Presidential campaign hires

By June 2019, Beto O’Rourke had hired a former Obama administration official and policy executive at the leftist Center for American Progress to oversee his campaign’s expanding policy arm.

Carmel Martin, a former assistant secretary for policy and budget at the Department of Education, joined O’Rourke’s campaign as his national policy director.

Martin served as a policy adviser for John Kerry and Hillary Clinton’s presidential campaigns.

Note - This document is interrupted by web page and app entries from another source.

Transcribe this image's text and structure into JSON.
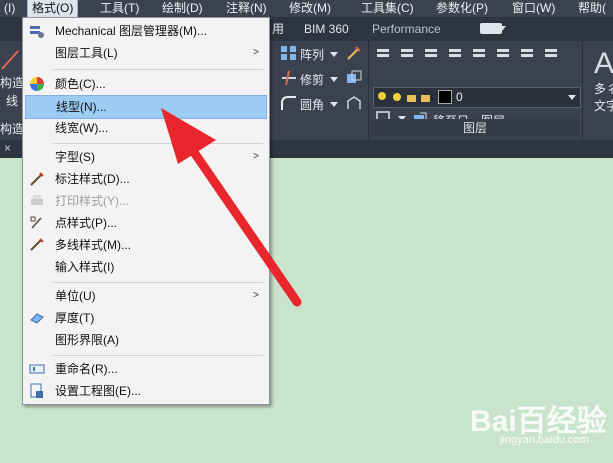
{
  "menubar": {
    "items": [
      {
        "label": "(I)"
      },
      {
        "label": "格式(O)"
      },
      {
        "label": "工具(T)"
      },
      {
        "label": "绘制(D)"
      },
      {
        "label": "注释(N)"
      },
      {
        "label": "修改(M)"
      },
      {
        "label": "工具集(C)"
      },
      {
        "label": "参数化(P)"
      },
      {
        "label": "窗口(W)"
      },
      {
        "label": "帮助("
      }
    ]
  },
  "ribbon": {
    "tabs": [
      {
        "label": "用"
      },
      {
        "label": "BIM 360"
      },
      {
        "label": "Performance"
      }
    ],
    "left": {
      "line1": "构造",
      "line2": "线",
      "line3": "构造"
    },
    "modify": {
      "array_label": "阵列",
      "trim_label": "修剪",
      "fillet_label": "圆角"
    },
    "layers": {
      "current_layer": "0",
      "move_to_other_label": "移至另一图层",
      "panel_title": "图层"
    },
    "right": {
      "big_letter": "A",
      "text1": "多彳",
      "text2": "文字"
    },
    "close_symbol": "×"
  },
  "format_menu": {
    "items": [
      {
        "label": "Mechanical 图层管理器(M)...",
        "icon": "layer-manager-icon",
        "submenu": false,
        "enabled": true
      },
      {
        "label": "图层工具(L)",
        "icon": "",
        "submenu": true,
        "enabled": true
      },
      {
        "label": "颜色(C)...",
        "icon": "color-wheel-icon",
        "submenu": false,
        "enabled": true
      },
      {
        "label": "线型(N)...",
        "icon": "",
        "submenu": false,
        "enabled": true,
        "highlighted": true
      },
      {
        "label": "线宽(W)...",
        "icon": "",
        "submenu": false,
        "enabled": true
      },
      {
        "label": "字型(S)",
        "icon": "",
        "submenu": true,
        "enabled": true
      },
      {
        "label": "标注样式(D)...",
        "icon": "dimension-style-icon",
        "submenu": false,
        "enabled": true
      },
      {
        "label": "打印样式(Y)...",
        "icon": "plot-style-icon",
        "submenu": false,
        "enabled": false
      },
      {
        "label": "点样式(P)...",
        "icon": "point-style-icon",
        "submenu": false,
        "enabled": true
      },
      {
        "label": "多线样式(M)...",
        "icon": "multiline-style-icon",
        "submenu": false,
        "enabled": true
      },
      {
        "label": "输入样式(I)",
        "icon": "",
        "submenu": false,
        "enabled": true
      },
      {
        "label": "单位(U)",
        "icon": "",
        "submenu": true,
        "enabled": true
      },
      {
        "label": "厚度(T)",
        "icon": "thickness-icon",
        "submenu": false,
        "enabled": true
      },
      {
        "label": "图形界限(A)",
        "icon": "",
        "submenu": false,
        "enabled": true
      },
      {
        "label": "重命名(R)...",
        "icon": "rename-icon",
        "submenu": false,
        "enabled": true
      },
      {
        "label": "设置工程图(E)...",
        "icon": "drawing-setup-icon",
        "submenu": false,
        "enabled": true
      }
    ],
    "submenu_arrow": ">"
  },
  "watermark": {
    "text": "Bai百经验",
    "url": "jingyan.baidu.com"
  },
  "colors": {
    "annotation_arrow": "#e8262b",
    "canvas": "#c9e4cc",
    "highlight": "#9ccbf4"
  }
}
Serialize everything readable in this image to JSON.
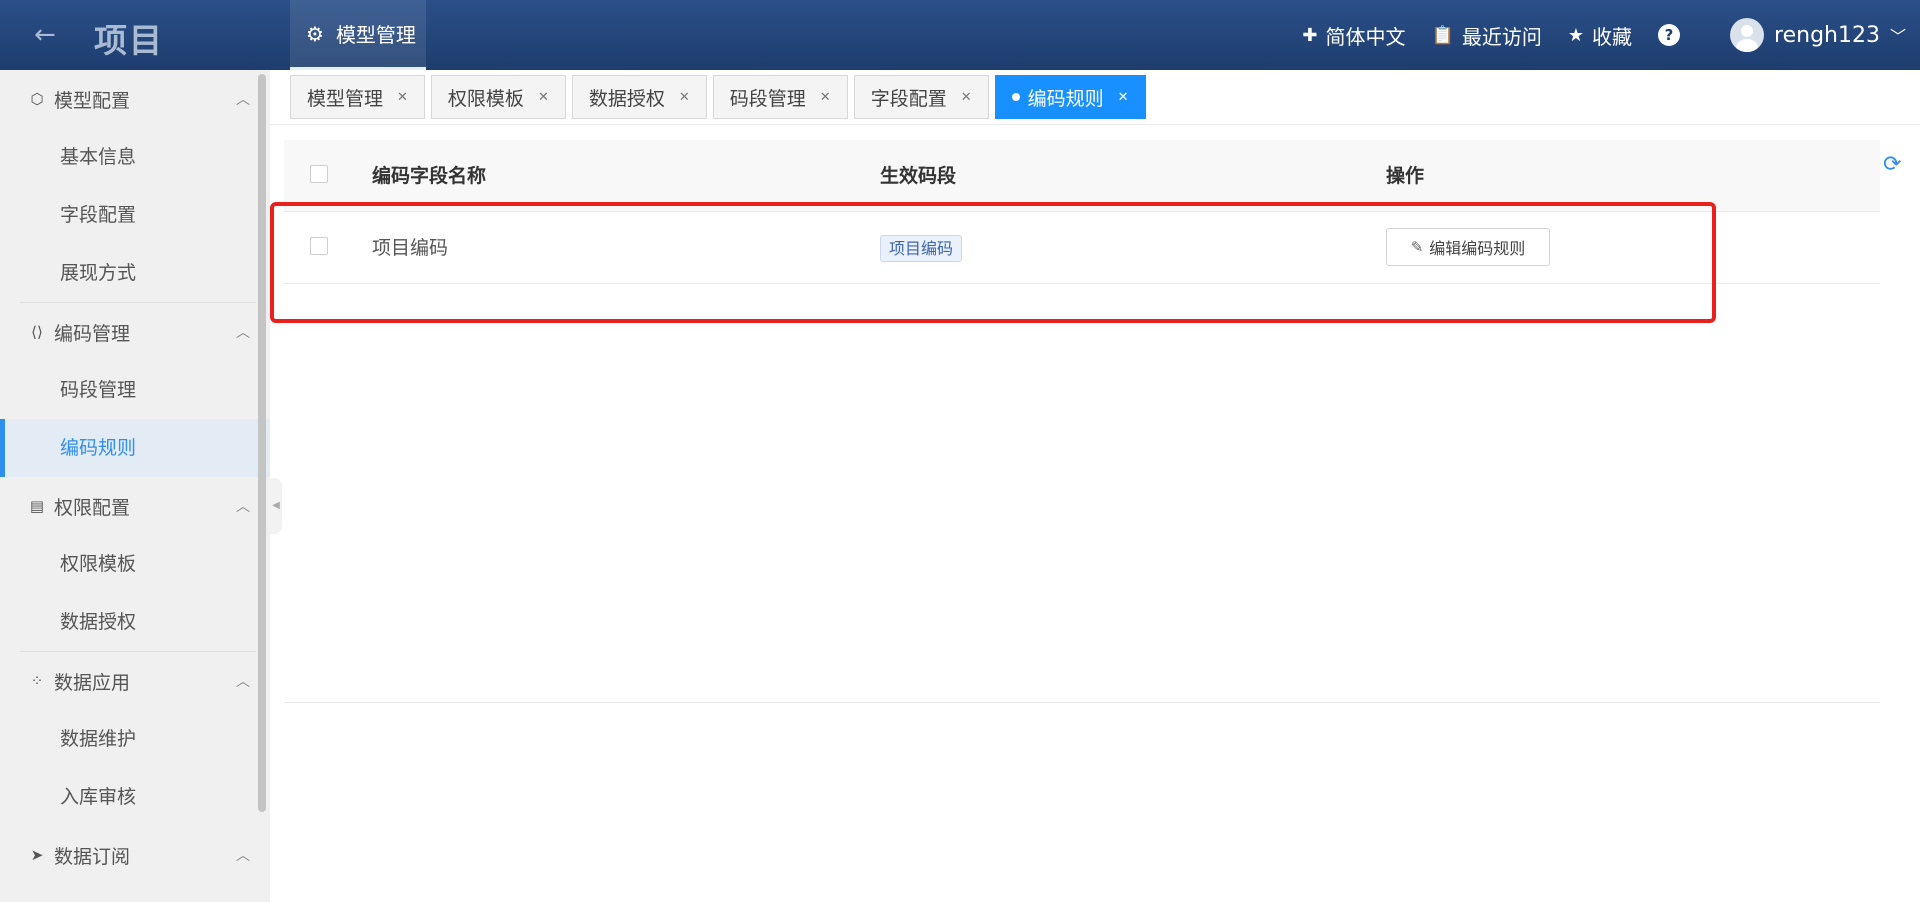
{
  "header": {
    "back_icon": "arrow-left-icon",
    "title": "项目",
    "nav": {
      "label": "模型管理",
      "icon": "gear-icon"
    },
    "language": "简体中文",
    "recent": "最近访问",
    "favorites": "收藏",
    "help": "?",
    "username": "rengh123"
  },
  "sidebar": {
    "groups": [
      {
        "label": "模型配置",
        "icon": "cube-icon",
        "items": [
          "基本信息",
          "字段配置",
          "展现方式"
        ]
      },
      {
        "label": "编码管理",
        "icon": "code-icon",
        "items": [
          "码段管理",
          "编码规则"
        ]
      },
      {
        "label": "权限配置",
        "icon": "permission-doc-icon",
        "items": [
          "权限模板",
          "数据授权"
        ]
      },
      {
        "label": "数据应用",
        "icon": "grid-apps-icon",
        "items": [
          "数据维护",
          "入库审核"
        ]
      },
      {
        "label": "数据订阅",
        "icon": "send-icon",
        "items": []
      }
    ],
    "active_item": "编码规则"
  },
  "tabs": [
    {
      "label": "模型管理",
      "active": false
    },
    {
      "label": "权限模板",
      "active": false
    },
    {
      "label": "数据授权",
      "active": false
    },
    {
      "label": "码段管理",
      "active": false
    },
    {
      "label": "字段配置",
      "active": false
    },
    {
      "label": "编码规则",
      "active": true
    }
  ],
  "table": {
    "columns": [
      "编码字段名称",
      "生效码段",
      "操作"
    ],
    "rows": [
      {
        "name": "项目编码",
        "segment_tag": "项目编码",
        "action": "编辑编码规则"
      }
    ]
  },
  "colors": {
    "header": "#1e3d6e",
    "accent": "#1890ff",
    "highlight": "#e8201e"
  }
}
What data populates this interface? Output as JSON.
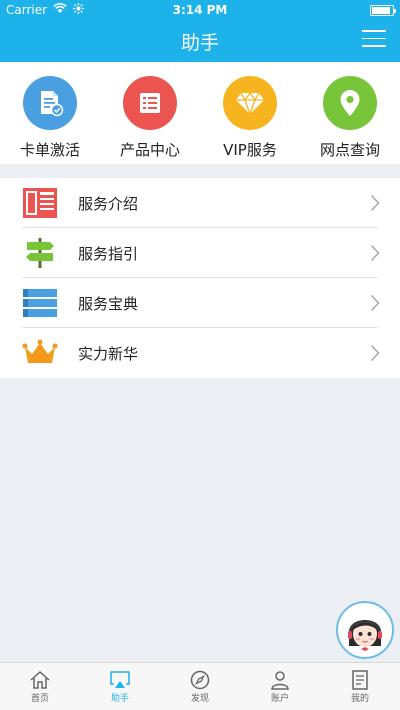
{
  "status_bar": {
    "carrier": "Carrier",
    "time": "3:14 PM",
    "battery_level": 0.9
  },
  "nav": {
    "title": "助手"
  },
  "quick_actions": [
    {
      "label": "卡单激活",
      "color": "#4a9fe0",
      "icon": "document-check-icon"
    },
    {
      "label": "产品中心",
      "color": "#ec5452",
      "icon": "list-icon"
    },
    {
      "label": "VIP服务",
      "color": "#f6b51e",
      "icon": "diamond-icon"
    },
    {
      "label": "网点查询",
      "color": "#79c53a",
      "icon": "location-pin-icon"
    }
  ],
  "list_items": [
    {
      "label": "服务介绍",
      "icon": "newspaper-icon"
    },
    {
      "label": "服务指引",
      "icon": "signpost-icon"
    },
    {
      "label": "服务宝典",
      "icon": "books-icon"
    },
    {
      "label": "实力新华",
      "icon": "crown-icon"
    }
  ],
  "tabs": [
    {
      "label": "首页",
      "icon": "home-icon",
      "active": false
    },
    {
      "label": "助手",
      "icon": "airplay-icon",
      "active": true
    },
    {
      "label": "发现",
      "icon": "compass-icon",
      "active": false
    },
    {
      "label": "账户",
      "icon": "user-icon",
      "active": false
    },
    {
      "label": "我的",
      "icon": "notes-icon",
      "active": false
    }
  ],
  "colors": {
    "brand": "#1db2e9",
    "background": "#ebeef2"
  }
}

And her position as executive vice president for policy at CAP has been held in the past by heavyweights in Washington policy circles, including Melody Barnes before she left to join Obama’s presidential campaign in 2008.

Martin, before joining the Obama administration, worked as general counsel and chief education adviser to the late Massachusetts Sen. Ted Kennedy on his Health, Education, Labor and Pensions committee.

In addition to Martin, O’Rourke will continue to be advised by Ali Zaidi, a former associate director at Obama’s Office of Management and Budget and O’Rourke’s senior adviser for policy.

His policy hires are the latest indication of a still-expanding operation at his headquarters in El Paso, Texas, and in early primary states.

O'Rourke also hired Zayn Siddique, a senior policy adviser to O’Rourke during his unsuccessful Texas Senate campaign last year, as deputy policy director. Allison Hunn, an Obama administration alumnus and former legal policy analyst for Democracy Forward, will be O’Rourke’s chief of staff for policy, and Brendan Duke, previously a tax policy analyst at the Center on Budget and Policy Priorities, will be associate director.

Devon Gray, a recent graduate of Stanford Law School and the Stanford Graduate School of Education, has been hired as a policy associate.

“As Beto travels across the country meeting with people from all walks of life, we’re building a team committed to ensuring our policies are reflective of the diversity in experiences, backgrounds and voices of all Americans,” Jen O’Malley Dillon, O’Rourke’s campaign manager, said in a prepared statement. “Our national policy team not only has the invaluable experience we need to lead the way on ambitious, innovative solutions on issues spanning from climate change to protecting women’s rights — they also have the compassion and creativity our country demands if we hope to build a government that leaves no American behind.”[15]

References